While investigating the death of her fiance in Ethiopia, State Department newbie Jacqueline “Jac” Quartermane stumbles upon a mysterious word puzzle in an underground church in Lalibela, Ethiopia. Determined to solve the puzzle, she finds herself thrown into an ancient Christian mystery. Her investigations spark a wide ranging race to resurrect the Temple of Solomon. Running parallel to this, we travel back to 1452, where a Portuguese secret society seeks to avert the Spanish crown’s designs to bring about judgement day.

If you’re thinking that this sounds very like The Da Vinci Code, you’re not alone. The promise of an interesting mystery tied to a historical thriller sounded like a lot of fun. Unfortunately, the main character, Jacqueline Quartermane, is a literalist, born-again Christian. Her mentor is a megachurch pastor with most of the GOP in his pocket. Forgive me for saying this, but I find the idea of cheering for someone like Jac to be repellent. The historical portions of the plot were interesting, although the time jumps did get confusing at times. It was the modern-day portions, with Jac at the helm, that ultimately turned me off this book. Perhaps I’m letting my personal feelings have too much sway, but especially in this day and age I find I have no patience for the religious set. If this book had been more secular, like The Da Vinci Code, it would have been much more palatable for me.

So, this book was entirely not to my tastes. For those who don’t mind the overly-religious bits, you may still enjoy it. One person’s tastes are not the be-all and end-all (which is the whole point of this blog). But for myself, I had to say no.
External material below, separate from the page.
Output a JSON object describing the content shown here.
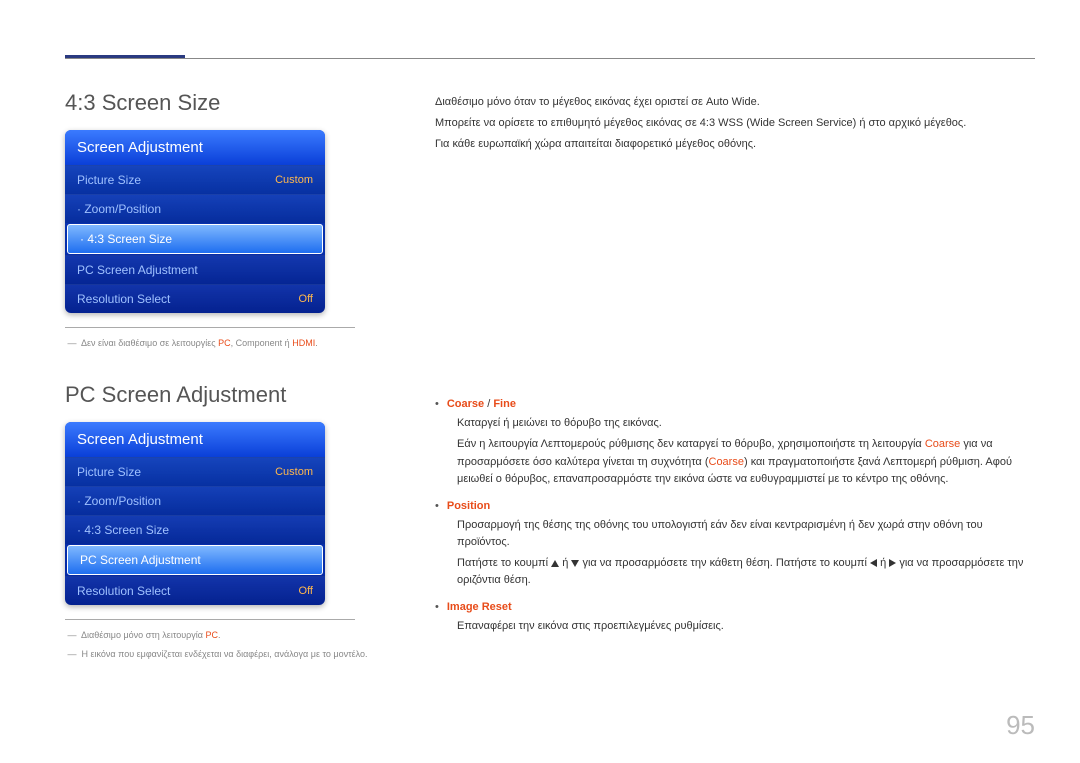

A copy of this book was provided by the author in exchange for an honest review.